Unfortunately, you see very few puzzles later on in the game.  The richness of the world that’s been created certainly would support spells that would let you use fire to melt ice, or shock water with electricity.  Maybe some use of an electricity spell to start an old Dwarven (or Dwemer) machine.  Where the strength of this game should be open-endedness and freedom, there needs to be some additional tools in your arsenal to create new paths or use your brain.  What bothers me isn’t that Skryrim is shorting-changing us here, it’s just that it could offer a lot more options for the thinking player than it does, without a lot more programming effort.  Fingers crossed that there will be some mods or expansions tapping into this need more.

4. Freezing/Loading Issues
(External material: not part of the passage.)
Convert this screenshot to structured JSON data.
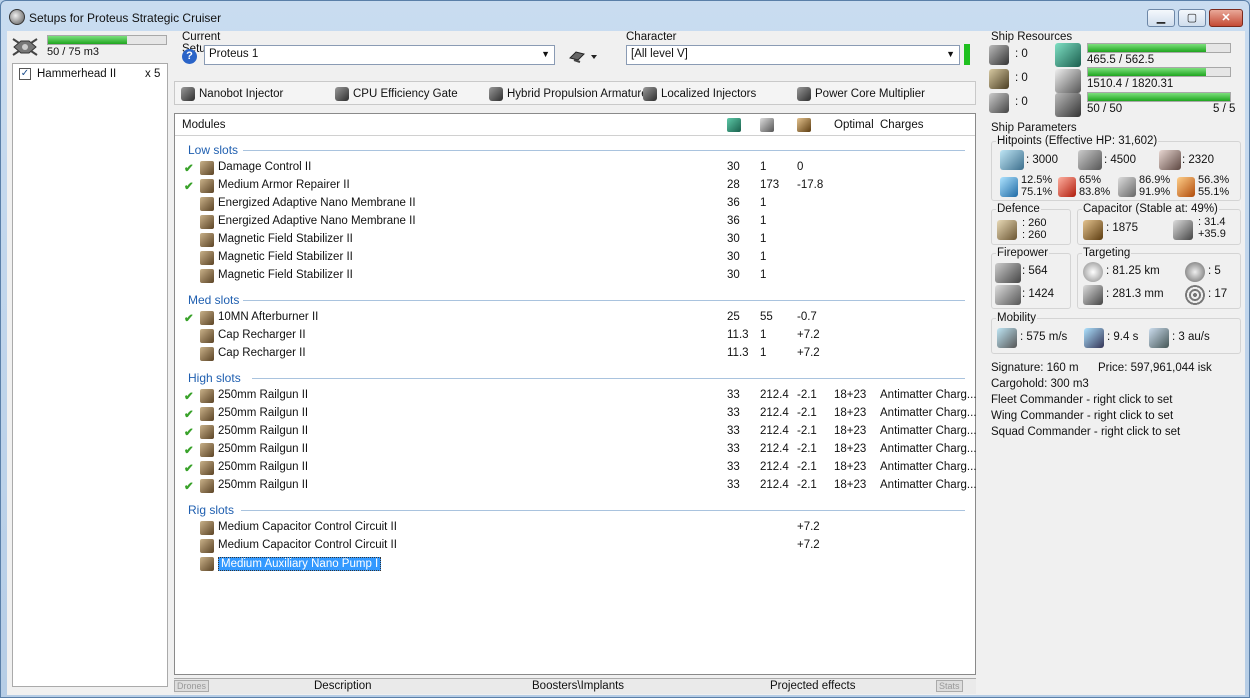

Ok, this is really a huge problem with all of Bethesda’s games.  Granted, I would rather they keep making great games, but the issues with loading and freezing, and in some cases frame-rate clipping are pretty extreme.  I didn’t even think these problems were possible on a PS3 until I played Fallout.  Some of the old Fallout 3 style glitches are back.  Every few hours the game can freeze on you when loading a new environment, or freeze during combat leaving no options but to reset and hope you didn’t lose anything important.  It’s very frustrating, and I was caught off-guard as to how frequent it happens, especially considering I’m not even using a PC version.  My 80 gig PS3 burned out while playing Skryim a few weeks back, forcing me to buy a new one.  Hey, it was probably on it’s way out, but now I’m beginning to suspect there are some problems here.  I’m hoping the PS3 patch v. 1.3 will be out soon and will deal with some of these issues.  We’ll see what happens when the next round of patches come out.  It’s  a very complex game that uses a lot of processor resources.  I’ll be patient with a few blips here or there.  Freezing once every 90 minutes though is not acceptable though.